Now three issues into the event, we now have a clearer view of what IvX is all about and what it’s trying to accomplish for Marvel. This war is a little easier to swallow; two species facing possible extinction (though one in a more immediate and literal sense than the other) makes more sense as the background for an epic battle between sometimes-friends and occasional accomplices in the overarching superhero world. It’s harder to classify one group as the “bad guys” this time around. And although it doesn’t carry the name, this war is a lot more civil than some others between colleagues that we’ve seen lately. Carol Danvers and Tony Stark going 100% no-holds-barred extreme to the max against each other as long-time Avengers buds is out of character compared to what we see in this issue of IvX, where, even though lines get crossed by both sides, they’re both sure to make sure no serious harm comes to the other side while they try to accomplish their respective goals. Inferno worries about hurting Logan too much, and we see X-Men taking a lot of prisoners as peacefully as possible. As far as a comic war between good guys goes, I buy it.

Pairing the X-Men against the Inhumans (who, to be upfront and honest, I’ve never been particularly enthralled by) this time has some pros and cons. Where AvX felt like it was taking place out of continuity (lasting for much longer than it should have in-story, having the Avengers in hiding for weeks, and having mutant gods solving world hunger, which seemingly should have had a more serious effect on the Marvel universe than it did), IvX fits in better. These two often-marginalized groups are often ignored in the big picture anyway, so why shouldn’t a war between them go unnoticed by SHIELD, Alpha Flight, the Avengers, and the world at large? This backdrop provides a better canvas for an event like this, but the downside of the X-Men taking on the Inhumans is that (and I’m sorry to the Inhuman megafans out there) they just aren’t as gripping an enemy against which to be underdogs as the Avengers are. Watching mutants taking on Captain America, Iron Man, and all our other fave mightiest heroes was satisfying in a much more blockbuster epic kind of way.

That being said, Lemire and Soule are making good use of the diverse range of Inhumans and their powers. Instead of the straightforward punchfest that was Civil War II, we get to see more interesting uses of abilities, my favourites being Jean Grey’s fake mind prison to hold Karnak (which makes it more clear that she’s been perhaps underutilized by Bendis over the course of her short time-displaced life), and Karnak’s concentrated mental escape.

At this point in the event, slightly faster pacing may be welcome, as the event fatigue starts to set in if there aren’t enough pieces in motion at once.

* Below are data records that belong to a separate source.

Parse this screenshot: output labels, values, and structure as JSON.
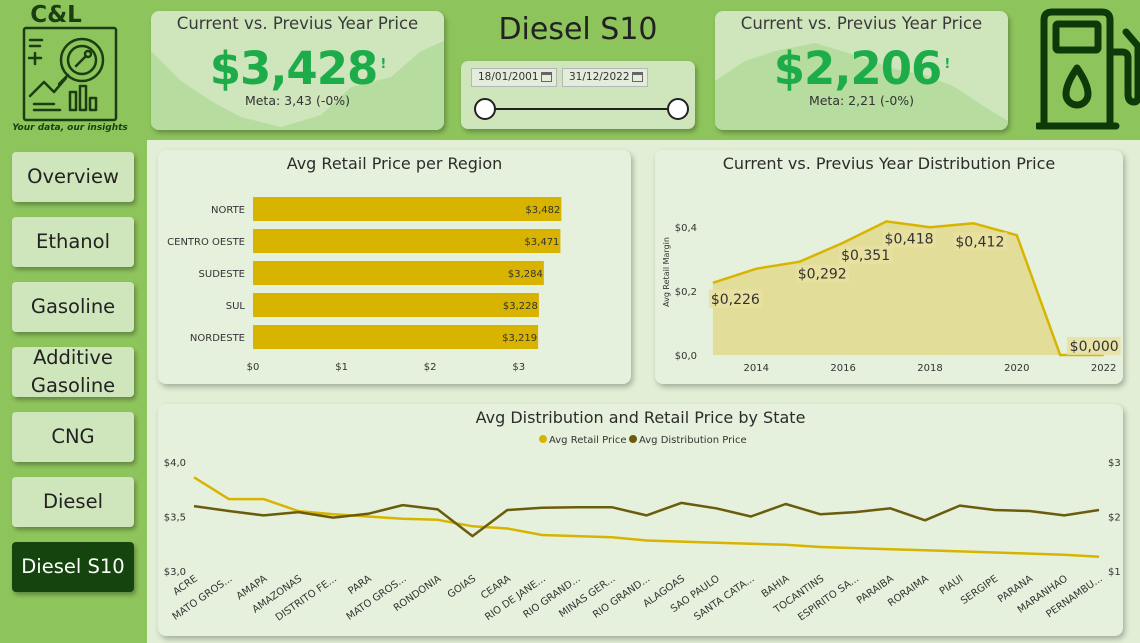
{
  "logo": {
    "title": "C&L",
    "tagline": "Your data, our insights"
  },
  "kpis": [
    {
      "title": "Current vs. Previus Year Price",
      "value": "$3,428",
      "indicator": "!",
      "meta": "Meta: 3,43 (-0%)"
    },
    {
      "title": "Current vs. Previus Year Price",
      "value": "$2,206",
      "indicator": "!",
      "meta": "Meta: 2,21 (-0%)"
    }
  ],
  "product_title": "Diesel S10",
  "date_range": {
    "start": "18/01/2001",
    "end": "31/12/2022"
  },
  "nav": [
    {
      "label": "Overview",
      "active": false
    },
    {
      "label": "Ethanol",
      "active": false
    },
    {
      "label": "Gasoline",
      "active": false
    },
    {
      "label": "Additive Gasoline",
      "active": false
    },
    {
      "label": "CNG",
      "active": false
    },
    {
      "label": "Diesel",
      "active": false
    },
    {
      "label": "Diesel S10",
      "active": true
    }
  ],
  "colors": {
    "retail": "#d8b400",
    "distribution": "#6b5b0c",
    "kpi_value": "#1eac4a",
    "active_nav": "#16440f",
    "area_fill": "#e2d98c"
  },
  "chart_data": [
    {
      "type": "bar",
      "title": "Avg Retail Price per Region",
      "categories": [
        "NORTE",
        "CENTRO OESTE",
        "SUDESTE",
        "SUL",
        "NORDESTE"
      ],
      "values": [
        3.482,
        3.471,
        3.284,
        3.228,
        3.219
      ],
      "data_labels": [
        "$3,482",
        "$3,471",
        "$3,284",
        "$3,228",
        "$3,219"
      ],
      "x_ticks": [
        "$0",
        "$1",
        "$2",
        "$3"
      ],
      "xlim": [
        0,
        3.5
      ],
      "orientation": "horizontal",
      "color": "#d8b400"
    },
    {
      "type": "area",
      "title": "Current vs. Previus Year Distribution Price",
      "ylabel": "Avg Retail Margin",
      "x": [
        2013,
        2014,
        2015,
        2016,
        2017,
        2018,
        2019,
        2020,
        2021,
        2022
      ],
      "values": [
        0.226,
        0.27,
        0.292,
        0.351,
        0.418,
        0.4,
        0.412,
        0.375,
        0.0,
        0.0
      ],
      "data_labels": [
        {
          "index": 0,
          "text": "$0,226"
        },
        {
          "index": 2,
          "text": "$0,292"
        },
        {
          "index": 3,
          "text": "$0,351"
        },
        {
          "index": 4,
          "text": "$0,418"
        },
        {
          "index": 6,
          "text": "$0,412"
        },
        {
          "index": 9,
          "text": "$0,000"
        }
      ],
      "x_ticks": [
        "2014",
        "2016",
        "2018",
        "2020",
        "2022"
      ],
      "y_ticks": [
        "$0,0",
        "$0,2",
        "$0,4"
      ],
      "xlim": [
        2012.75,
        2022.1
      ],
      "ylim": [
        0,
        0.46
      ],
      "color": "#d8b400",
      "fill": "#e2d98c"
    },
    {
      "type": "line",
      "title": "Avg Distribution and Retail Price by State",
      "categories": [
        "ACRE",
        "MATO GROS...",
        "AMAPA",
        "AMAZONAS",
        "DISTRITO FE...",
        "PARA",
        "MATO GROS...",
        "RONDONIA",
        "GOIAS",
        "CEARA",
        "RIO DE JANE...",
        "RIO GRAND...",
        "MINAS GER...",
        "RIO GRAND...",
        "ALAGOAS",
        "SAO PAULO",
        "SANTA CATA...",
        "BAHIA",
        "TOCANTINS",
        "ESPIRITO SA...",
        "PARAIBA",
        "RORAIMA",
        "PIAUI",
        "SERGIPE",
        "PARANA",
        "MARANHAO",
        "PERNAMBU..."
      ],
      "series": [
        {
          "name": "Avg Retail Price",
          "axis": "left",
          "color": "#d8b400",
          "values": [
            3.86,
            3.66,
            3.66,
            3.55,
            3.52,
            3.5,
            3.48,
            3.47,
            3.41,
            3.39,
            3.33,
            3.32,
            3.31,
            3.28,
            3.27,
            3.26,
            3.25,
            3.24,
            3.22,
            3.21,
            3.2,
            3.19,
            3.18,
            3.17,
            3.16,
            3.15,
            3.13
          ]
        },
        {
          "name": "Avg Distribution Price",
          "axis": "right",
          "color": "#6b5b0c",
          "values": [
            2.19,
            2.1,
            2.02,
            2.08,
            1.98,
            2.05,
            2.21,
            2.13,
            1.64,
            2.12,
            2.16,
            2.17,
            2.17,
            2.02,
            2.25,
            2.15,
            2.0,
            2.23,
            2.04,
            2.08,
            2.15,
            1.93,
            2.2,
            2.12,
            2.1,
            2.02,
            2.12
          ]
        }
      ],
      "y_left_ticks": [
        "$3,0",
        "$3,5",
        "$4,0"
      ],
      "y_left_lim": [
        3.0,
        4.0
      ],
      "y_right_ticks": [
        "$1",
        "$2",
        "$3"
      ],
      "y_right_lim": [
        1,
        3
      ],
      "legend_position": "top-center"
    }
  ]
}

The premise is interesting enough and the writing solid enough to warrant further following, but it’s not hard to not feel that this issue could have used another trick up its sleeve.


About the Author

Jason Adams